WHAT YOU HAVE TO DO - If "JSON" shows up in a line of the material, return that line.

EXTRACTED ENTRIES -
-- -- --

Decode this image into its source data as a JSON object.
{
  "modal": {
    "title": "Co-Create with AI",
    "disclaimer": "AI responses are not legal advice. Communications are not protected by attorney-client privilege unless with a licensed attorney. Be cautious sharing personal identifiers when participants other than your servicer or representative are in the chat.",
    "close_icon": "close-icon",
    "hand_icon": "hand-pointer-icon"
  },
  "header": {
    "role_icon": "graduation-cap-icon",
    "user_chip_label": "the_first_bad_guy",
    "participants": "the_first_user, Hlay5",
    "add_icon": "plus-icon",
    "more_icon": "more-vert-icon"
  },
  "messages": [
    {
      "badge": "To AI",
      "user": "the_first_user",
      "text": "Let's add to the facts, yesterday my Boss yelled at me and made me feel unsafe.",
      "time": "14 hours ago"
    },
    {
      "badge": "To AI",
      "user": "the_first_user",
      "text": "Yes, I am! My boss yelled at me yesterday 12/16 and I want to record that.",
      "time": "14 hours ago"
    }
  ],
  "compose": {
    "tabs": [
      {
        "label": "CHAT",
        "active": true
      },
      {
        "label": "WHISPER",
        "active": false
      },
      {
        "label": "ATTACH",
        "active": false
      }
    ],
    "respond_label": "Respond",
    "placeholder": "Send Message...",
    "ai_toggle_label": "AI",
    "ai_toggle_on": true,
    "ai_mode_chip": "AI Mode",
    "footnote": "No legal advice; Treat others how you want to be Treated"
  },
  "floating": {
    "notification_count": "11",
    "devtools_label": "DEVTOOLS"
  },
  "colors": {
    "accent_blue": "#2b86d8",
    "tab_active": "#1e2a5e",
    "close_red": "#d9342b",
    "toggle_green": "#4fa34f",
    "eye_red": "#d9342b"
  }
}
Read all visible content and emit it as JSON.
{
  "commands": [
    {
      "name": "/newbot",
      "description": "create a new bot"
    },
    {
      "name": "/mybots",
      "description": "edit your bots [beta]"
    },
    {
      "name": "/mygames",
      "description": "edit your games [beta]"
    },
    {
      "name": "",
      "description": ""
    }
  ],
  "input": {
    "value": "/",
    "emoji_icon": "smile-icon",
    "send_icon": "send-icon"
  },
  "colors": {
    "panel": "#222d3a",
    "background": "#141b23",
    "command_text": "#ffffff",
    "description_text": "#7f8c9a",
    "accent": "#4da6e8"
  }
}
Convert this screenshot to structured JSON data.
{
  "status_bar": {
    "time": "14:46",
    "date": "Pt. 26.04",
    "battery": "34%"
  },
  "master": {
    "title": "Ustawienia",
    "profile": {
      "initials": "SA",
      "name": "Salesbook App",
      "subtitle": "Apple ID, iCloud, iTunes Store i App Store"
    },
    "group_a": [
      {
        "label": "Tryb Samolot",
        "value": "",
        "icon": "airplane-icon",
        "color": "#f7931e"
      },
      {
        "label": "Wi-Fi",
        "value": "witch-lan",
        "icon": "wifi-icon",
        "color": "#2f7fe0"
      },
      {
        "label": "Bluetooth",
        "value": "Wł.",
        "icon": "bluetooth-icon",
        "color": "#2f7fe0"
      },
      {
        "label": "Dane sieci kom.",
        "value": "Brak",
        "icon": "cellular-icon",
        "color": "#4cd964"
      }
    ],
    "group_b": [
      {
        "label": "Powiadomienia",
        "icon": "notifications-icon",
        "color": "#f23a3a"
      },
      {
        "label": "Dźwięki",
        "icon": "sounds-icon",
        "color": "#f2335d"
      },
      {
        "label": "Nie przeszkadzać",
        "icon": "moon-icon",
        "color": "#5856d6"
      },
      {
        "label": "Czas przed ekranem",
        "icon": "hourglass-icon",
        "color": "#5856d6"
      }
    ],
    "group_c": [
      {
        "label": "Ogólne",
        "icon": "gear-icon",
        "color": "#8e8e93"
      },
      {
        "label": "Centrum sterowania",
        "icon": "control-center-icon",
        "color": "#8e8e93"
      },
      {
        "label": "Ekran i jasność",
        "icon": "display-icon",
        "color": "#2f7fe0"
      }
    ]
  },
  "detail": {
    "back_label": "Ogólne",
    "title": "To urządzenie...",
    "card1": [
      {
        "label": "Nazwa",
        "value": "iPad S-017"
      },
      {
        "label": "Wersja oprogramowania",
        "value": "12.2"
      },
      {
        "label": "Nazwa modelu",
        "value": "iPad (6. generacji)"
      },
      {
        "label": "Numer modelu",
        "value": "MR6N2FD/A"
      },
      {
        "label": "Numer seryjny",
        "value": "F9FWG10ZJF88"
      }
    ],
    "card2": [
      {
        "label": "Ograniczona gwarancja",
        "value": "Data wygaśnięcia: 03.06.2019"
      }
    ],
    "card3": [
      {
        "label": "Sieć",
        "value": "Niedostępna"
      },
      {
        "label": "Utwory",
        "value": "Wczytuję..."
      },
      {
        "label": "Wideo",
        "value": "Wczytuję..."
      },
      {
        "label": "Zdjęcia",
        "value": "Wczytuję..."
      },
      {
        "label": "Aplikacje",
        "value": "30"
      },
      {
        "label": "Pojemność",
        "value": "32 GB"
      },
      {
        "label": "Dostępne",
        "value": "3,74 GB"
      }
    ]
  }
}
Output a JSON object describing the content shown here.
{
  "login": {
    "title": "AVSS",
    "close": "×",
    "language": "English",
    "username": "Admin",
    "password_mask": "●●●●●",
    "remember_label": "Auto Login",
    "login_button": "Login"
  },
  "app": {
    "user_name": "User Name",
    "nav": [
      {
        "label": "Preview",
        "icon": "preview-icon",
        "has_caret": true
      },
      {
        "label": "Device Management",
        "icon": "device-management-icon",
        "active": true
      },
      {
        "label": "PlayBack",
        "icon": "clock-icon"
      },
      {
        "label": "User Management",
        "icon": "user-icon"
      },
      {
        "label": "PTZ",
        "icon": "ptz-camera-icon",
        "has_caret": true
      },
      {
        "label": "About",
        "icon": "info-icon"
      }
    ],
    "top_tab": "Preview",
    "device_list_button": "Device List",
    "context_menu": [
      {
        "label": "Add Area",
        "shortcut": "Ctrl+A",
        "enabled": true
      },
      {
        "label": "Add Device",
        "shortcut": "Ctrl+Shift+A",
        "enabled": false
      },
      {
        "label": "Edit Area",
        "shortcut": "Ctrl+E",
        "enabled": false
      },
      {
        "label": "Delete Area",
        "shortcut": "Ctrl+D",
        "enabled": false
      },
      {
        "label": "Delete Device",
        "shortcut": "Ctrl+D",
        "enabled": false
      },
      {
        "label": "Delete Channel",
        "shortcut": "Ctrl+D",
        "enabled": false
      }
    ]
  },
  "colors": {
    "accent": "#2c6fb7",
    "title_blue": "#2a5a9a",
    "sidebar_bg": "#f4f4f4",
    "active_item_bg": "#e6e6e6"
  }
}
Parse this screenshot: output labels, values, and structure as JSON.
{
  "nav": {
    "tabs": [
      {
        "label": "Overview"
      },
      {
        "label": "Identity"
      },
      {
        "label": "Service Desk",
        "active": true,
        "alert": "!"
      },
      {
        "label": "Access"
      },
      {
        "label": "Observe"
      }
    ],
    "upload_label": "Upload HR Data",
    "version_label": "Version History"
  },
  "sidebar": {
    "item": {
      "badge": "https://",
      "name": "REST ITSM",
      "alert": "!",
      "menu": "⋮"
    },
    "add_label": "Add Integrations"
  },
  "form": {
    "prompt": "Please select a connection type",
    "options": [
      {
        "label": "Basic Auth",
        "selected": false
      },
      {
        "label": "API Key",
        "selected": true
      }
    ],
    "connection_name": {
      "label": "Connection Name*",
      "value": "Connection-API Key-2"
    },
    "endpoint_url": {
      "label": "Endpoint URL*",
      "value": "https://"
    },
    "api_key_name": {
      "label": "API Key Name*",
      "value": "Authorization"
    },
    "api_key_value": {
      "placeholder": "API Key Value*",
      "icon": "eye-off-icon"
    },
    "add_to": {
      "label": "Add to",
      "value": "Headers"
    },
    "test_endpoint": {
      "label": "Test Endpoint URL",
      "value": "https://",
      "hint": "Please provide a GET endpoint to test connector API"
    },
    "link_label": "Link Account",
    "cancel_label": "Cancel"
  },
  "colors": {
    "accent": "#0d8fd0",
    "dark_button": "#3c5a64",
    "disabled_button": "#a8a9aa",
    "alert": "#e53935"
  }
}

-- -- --

ANSWER TO THE EXERCISE -
Decode this image into its source data as a JSON object.
Read all visible content and emit it as JSON.
Convert this screenshot to structured JSON data.
Output a JSON object describing the content shown here.
Parse this screenshot: output labels, values, and structure as JSON.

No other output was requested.